Would you please state how many lines in the entries contain the word "icon"? Only the number should be given.

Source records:
------------
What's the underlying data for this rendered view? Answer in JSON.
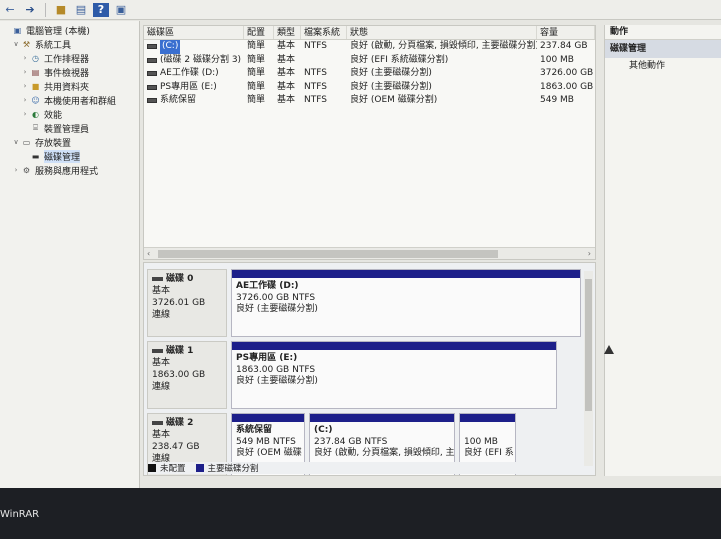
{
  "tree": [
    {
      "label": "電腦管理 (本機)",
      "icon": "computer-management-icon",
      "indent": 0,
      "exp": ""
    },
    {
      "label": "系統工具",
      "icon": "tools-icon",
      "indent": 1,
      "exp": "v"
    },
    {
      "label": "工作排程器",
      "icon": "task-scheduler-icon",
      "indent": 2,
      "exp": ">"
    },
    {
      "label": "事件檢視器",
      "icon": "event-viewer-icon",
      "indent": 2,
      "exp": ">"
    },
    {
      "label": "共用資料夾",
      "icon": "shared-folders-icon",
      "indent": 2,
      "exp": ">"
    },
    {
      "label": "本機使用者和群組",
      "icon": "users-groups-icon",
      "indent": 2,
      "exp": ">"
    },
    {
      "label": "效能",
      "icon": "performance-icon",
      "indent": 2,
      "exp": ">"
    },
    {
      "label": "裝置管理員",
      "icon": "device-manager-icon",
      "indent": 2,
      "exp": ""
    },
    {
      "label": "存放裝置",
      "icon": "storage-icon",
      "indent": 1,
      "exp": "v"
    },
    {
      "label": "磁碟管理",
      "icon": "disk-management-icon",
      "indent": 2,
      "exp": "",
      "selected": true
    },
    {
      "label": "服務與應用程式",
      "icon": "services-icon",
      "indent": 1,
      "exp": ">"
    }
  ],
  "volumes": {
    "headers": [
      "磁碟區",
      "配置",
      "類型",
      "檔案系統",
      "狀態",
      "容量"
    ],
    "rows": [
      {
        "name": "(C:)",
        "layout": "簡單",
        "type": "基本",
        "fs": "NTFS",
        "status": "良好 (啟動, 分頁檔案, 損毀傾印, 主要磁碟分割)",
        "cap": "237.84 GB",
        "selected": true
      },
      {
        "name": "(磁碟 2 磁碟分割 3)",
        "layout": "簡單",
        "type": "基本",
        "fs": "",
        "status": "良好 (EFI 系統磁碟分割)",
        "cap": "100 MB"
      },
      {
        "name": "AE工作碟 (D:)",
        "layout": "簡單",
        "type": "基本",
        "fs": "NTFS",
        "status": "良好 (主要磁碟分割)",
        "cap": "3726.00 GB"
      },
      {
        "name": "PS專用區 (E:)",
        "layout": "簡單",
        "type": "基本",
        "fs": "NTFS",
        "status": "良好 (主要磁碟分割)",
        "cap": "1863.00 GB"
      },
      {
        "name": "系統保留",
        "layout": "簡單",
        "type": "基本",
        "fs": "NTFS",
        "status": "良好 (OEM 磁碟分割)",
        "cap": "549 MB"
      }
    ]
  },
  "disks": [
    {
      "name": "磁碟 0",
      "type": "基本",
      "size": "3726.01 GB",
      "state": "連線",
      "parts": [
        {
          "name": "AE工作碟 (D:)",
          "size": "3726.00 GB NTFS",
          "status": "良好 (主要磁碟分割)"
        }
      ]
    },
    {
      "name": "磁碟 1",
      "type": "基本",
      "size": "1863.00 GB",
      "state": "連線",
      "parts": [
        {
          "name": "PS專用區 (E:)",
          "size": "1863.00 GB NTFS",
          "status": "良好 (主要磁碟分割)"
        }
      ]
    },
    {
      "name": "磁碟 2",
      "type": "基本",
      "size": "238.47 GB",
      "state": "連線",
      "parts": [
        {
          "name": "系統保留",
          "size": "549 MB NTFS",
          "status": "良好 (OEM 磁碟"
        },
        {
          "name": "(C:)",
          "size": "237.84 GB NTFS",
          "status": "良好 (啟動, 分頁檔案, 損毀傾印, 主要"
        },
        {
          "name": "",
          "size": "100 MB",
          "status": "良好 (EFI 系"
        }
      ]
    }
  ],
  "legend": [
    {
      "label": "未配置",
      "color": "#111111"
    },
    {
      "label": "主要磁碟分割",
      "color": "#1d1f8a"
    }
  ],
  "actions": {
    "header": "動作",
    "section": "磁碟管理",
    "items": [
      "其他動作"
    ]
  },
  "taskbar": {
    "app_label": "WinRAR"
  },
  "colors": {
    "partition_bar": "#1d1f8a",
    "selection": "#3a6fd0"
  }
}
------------
[ANSWER AREA]: 11